He had already worked hard on The History, 'I have corrected the errors in the account of my parish but cannot get the date of the death of F. Bacon senior without going to Grantham...If you can stay a few posts ...I will get that....' He was confident that he could provide a comprehensive account of the natural history of the Vale, though less certain on what to include in his description of the Castle, 'Pray give me a clue of what I should enquire and search after relative to Belvoir Castle: there are no monuments or inscriptions in the chapel (Bottesford being the burial place of the family)..'(8)

He had recently had a visit from Nichols' illustrator, draughtsman to the Society of Antiquaries: 'Mr Schinbbelie called at Muston a few days since and took a sketch of the church as of several others in the neighbourhood: he dined with Mr Mounsey of Bottesford who will I dare say most readily give you any particulars you may yet want of that parish and of Normanton and probably Redmile: the other places you mention Plungar, Barkstone (and Redmile if Mr Mounsey does not undertake it) I will give the best account I am able very shortly...'(9)

William Mounsey was curate of Bottesford. He, too, was a naturalist and was also responsible for repairing the Rutland monuments in Bottesford church. He helped Crabbe, not always enthusiastically, with his work on The Natural History of the Vale of Belvoir, particularly with the fossils, and sometimes officiated for Crabbe at Muston. The Crabbes could not resist calling him 'Mousey'..

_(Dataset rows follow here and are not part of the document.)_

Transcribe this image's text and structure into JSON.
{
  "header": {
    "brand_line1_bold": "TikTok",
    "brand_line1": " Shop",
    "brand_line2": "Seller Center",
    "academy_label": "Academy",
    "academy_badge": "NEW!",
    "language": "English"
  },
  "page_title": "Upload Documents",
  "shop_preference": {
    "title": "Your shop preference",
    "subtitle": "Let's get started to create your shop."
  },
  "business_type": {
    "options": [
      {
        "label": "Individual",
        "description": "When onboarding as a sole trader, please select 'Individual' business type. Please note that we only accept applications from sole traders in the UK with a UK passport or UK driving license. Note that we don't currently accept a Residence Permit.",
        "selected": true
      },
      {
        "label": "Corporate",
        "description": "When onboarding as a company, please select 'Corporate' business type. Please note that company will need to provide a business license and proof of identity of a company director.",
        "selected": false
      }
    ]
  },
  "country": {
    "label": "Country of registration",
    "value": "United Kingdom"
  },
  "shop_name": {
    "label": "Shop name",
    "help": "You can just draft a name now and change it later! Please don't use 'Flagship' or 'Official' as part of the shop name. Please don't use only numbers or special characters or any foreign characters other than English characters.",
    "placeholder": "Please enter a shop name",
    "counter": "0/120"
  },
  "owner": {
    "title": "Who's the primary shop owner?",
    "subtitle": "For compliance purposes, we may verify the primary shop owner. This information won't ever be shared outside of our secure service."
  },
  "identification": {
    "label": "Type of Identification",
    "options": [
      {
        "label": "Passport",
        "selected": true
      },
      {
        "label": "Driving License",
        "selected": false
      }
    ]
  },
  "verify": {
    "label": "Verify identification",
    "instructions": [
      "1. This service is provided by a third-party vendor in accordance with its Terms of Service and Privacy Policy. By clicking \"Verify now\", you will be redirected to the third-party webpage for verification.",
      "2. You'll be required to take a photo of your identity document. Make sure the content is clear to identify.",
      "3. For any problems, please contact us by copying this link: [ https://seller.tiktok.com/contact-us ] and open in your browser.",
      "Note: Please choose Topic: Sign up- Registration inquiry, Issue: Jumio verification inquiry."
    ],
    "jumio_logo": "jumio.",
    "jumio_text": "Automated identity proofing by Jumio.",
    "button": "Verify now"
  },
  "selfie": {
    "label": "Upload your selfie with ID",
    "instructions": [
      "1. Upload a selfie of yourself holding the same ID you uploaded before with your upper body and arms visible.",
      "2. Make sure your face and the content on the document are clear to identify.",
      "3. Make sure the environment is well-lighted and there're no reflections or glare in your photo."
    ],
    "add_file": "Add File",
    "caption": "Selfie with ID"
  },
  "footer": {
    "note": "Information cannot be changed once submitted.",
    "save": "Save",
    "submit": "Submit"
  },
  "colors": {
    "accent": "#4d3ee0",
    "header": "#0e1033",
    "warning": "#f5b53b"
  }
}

You Are Wrong
In October 1792, just as Crabbe began enclosing a new garden for his botanical specimens, news reached him that Sarah Crabbe's uncle had died, leaving a complicated will under which the Crabbes would ultimately inherit Ducking Hall in Suffolk. George Crabbe resolved to move his family to Suffolk, in spite of the fact that he had been in Muston for only four years and would have to find a curacy for himself in Suffolk and a curate to take over his work in Muston and West Allington. Sarah Crabbe had reservations. William, their forth surviving son, had only recently been born. Crabbe himself appears to have had doubts, according to his son: 'it was a step reluctantly taken, and, I believe, sincerely repented of. The beginning was ominous. As we were slowly quitting the place, preceded by our furniture, a stranger, though one who knew my father's circumstances, called out in an impressive tone, 'You are wrong, you are wrong'. The sound, he said, found an echo in his own conscience...'(10)

If Crabbe's conscience was uneasy over leaving Muston, he learnt to live with it. Apart from visits of a month or two,
the Crabbes did not return for thirteen years. Baby William died within a year.


(1) Evans
(2) Life pp 191-192
(3) Letters, Letter to Edmund Cartwright senior, 24th Oct. 1789
(4) Life pp 133-134
(5) ibid, p. 134
(6) ibid
(7) Letters, Letter to John Nichols, 22nd Aug. 1789
(8) ibid
(9) ibid
(10) Life p. 143

This page was added by Kate Pugh on 28/02/2007.

Comments have been temporarily disabled while we develop the site ahead of a re-launch in a few weeks' time. Thanks for your patience in the meantime!